On the road to ubiquitous sports coverage and super serving the sports fan, there certainly seems to be a few fumbles, interceptions and technical fouls. Sports fans are often a primary driver for penetration of new technologies such as online video and mobile data devices. When Sling Media Co-Founder and CEO Blake Krikorian was asked what Sports can learn from the entertainment industry, he actually flipped the question and said that sports is way ahead of the curve in adopting new technologies and understanding their customers. At the same time, the NFL has limited it’s out of market package exclusively to one channel and it’s damn near impossible to watch a Thursday night game on the NFL network. After years of having no problem watching my alma mater, Michigan, play football on television in NYC, I now have to scramble to find bars that carry the Big Ten Network. What happened to that “any place, any time, anyway…power to the consumer” chant that media executives used to throw around like it was the next verse of take me out to the ballgame?

There certainly are some exciting events on the digital side of sports that were debated during the conference. A panel on online networking communities discussed the new and interesting ways that fans are conversing with each other through new online platforms and tools. My favorite panel was on the impact of the blogosphere. Will Leitch (Deadspin) and Henry Abbott (TrueHoop) didn’t mince words in explaining what’s happening in sports journalism and how the power is shifting to the fan. The faster that big media admits they have lost control the better they’ll figure out how to adapt to the new landscape. They engaged in a great conversation with Chris LaPlaca, a twenty-seven year veteran of ESPN and a Senior VP, Communications. Mr. LaPlaca seemed nervous of the changing landscape, excited by the new opportunities, and eager to learn from the little guys. It was awesome to see a senior executive at ESPN taking notes from upstart bloggers. That’s the kind of stuff that made this conference worthwhile.
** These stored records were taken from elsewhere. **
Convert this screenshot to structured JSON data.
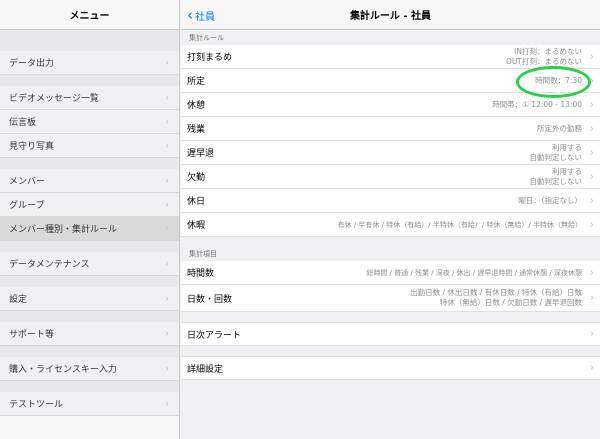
{
  "sidebar": {
    "title": "メニュー",
    "items": [
      {
        "label": "データ出力"
      },
      {
        "label": "ビデオメッセージ一覧"
      },
      {
        "label": "伝言板"
      },
      {
        "label": "見守り写真"
      },
      {
        "label": "メンバー"
      },
      {
        "label": "グループ"
      },
      {
        "label": "メンバー種別・集計ルール"
      },
      {
        "label": "データメンテナンス"
      },
      {
        "label": "設定"
      },
      {
        "label": "サポート等"
      },
      {
        "label": "購入・ライセンスキー入力"
      },
      {
        "label": "テストツール"
      }
    ],
    "selected": "メンバー種別・集計ルール"
  },
  "main": {
    "back_label": "社員",
    "title": "集計ルール - 社員",
    "section1_header": "集計ルール",
    "rules": [
      {
        "label": "打刻まるめ",
        "value_lines": [
          "IN打刻：まるめない",
          "OUT打刻：まるめない"
        ]
      },
      {
        "label": "所定",
        "value_lines": [
          "時間数：7:30"
        ]
      },
      {
        "label": "休憩",
        "value_lines": [
          "時間帯：① 12:00 - 13:00"
        ]
      },
      {
        "label": "残業",
        "value_lines": [
          "所定外の勤務"
        ]
      },
      {
        "label": "遅早退",
        "value_lines": [
          "利用する",
          "自動判定しない"
        ]
      },
      {
        "label": "欠勤",
        "value_lines": [
          "利用する",
          "自動判定しない"
        ]
      },
      {
        "label": "休日",
        "value_lines": [
          "曜日：（指定なし）"
        ]
      },
      {
        "label": "休暇",
        "value_lines": [
          "有休 / 半有休 / 特休（有給）/ 半特休（有給）/ 特休（無給）/ 半特休（無給）"
        ]
      }
    ],
    "section2_header": "集計項目",
    "items": [
      {
        "label": "時間数",
        "value_lines": [
          "総時間 / 普通 / 残業 / 深夜 / 休出 / 遅早退時間 / 通常休憩 / 深夜休憩"
        ]
      },
      {
        "label": "日数・回数",
        "value_lines": [
          "出勤日数 / 休出日数 / 有休日数 / 特休（有給）日数",
          "特休（無給）日数 / 欠勤日数 / 遅早退回数"
        ]
      }
    ],
    "daily_alert_label": "日次アラート",
    "advanced_label": "詳細設定"
  },
  "highlight_color": "#29d04a"
}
The conference also featured extensive fantasy sports coverage with multiple panels devoted to the thriving industry. It’s hard to be a sports fan these days without sinking your time, life and money into fantasy sports. It’s an ideal online application for media companies and advertisers as it is highly engaging, sticky content and incites so much (maybe even too much) passion. The Fantasy Sports Association released research that over 11 million people are playing fantasy football and millions more participate in fantasy baseball, basketball, NASCAR and golf. While fantasy has been dominated by the big three (Yahoo, ESPN, CBS Sports), a burgeoning crop of upstart companies are entering the space to create new applications, support existing games with content and statistics, or making a play to aggregate the industry and create new advertising opportunities.

Many interesting NYC based sports start-ups were represented at the conference including Takkle, Fantasy Sports Ventures, Sportsvite and Sports Technologies. New York City is the ideal location for a digital sports start-up. With access to sports media companies, major advertisers and the top sports market in the world, conditions are ripe for innovation, new products and to leverage market opportunities. It will be interesting to see how these companies capitalize in the space.

Unlike music and entertainment, the sports industry is still living off the fat (think of Oliver Miller) of traditional media. With the importance of live viewing (no DVR), the penetration of HD, strong ratings and a passionate consumer base the future for sports media is very healthy. Hopefully, the sports world will push forward with digital and technological innovation and continue to allow me, as a fan, to enjoy my sports experience in new and exciting ways.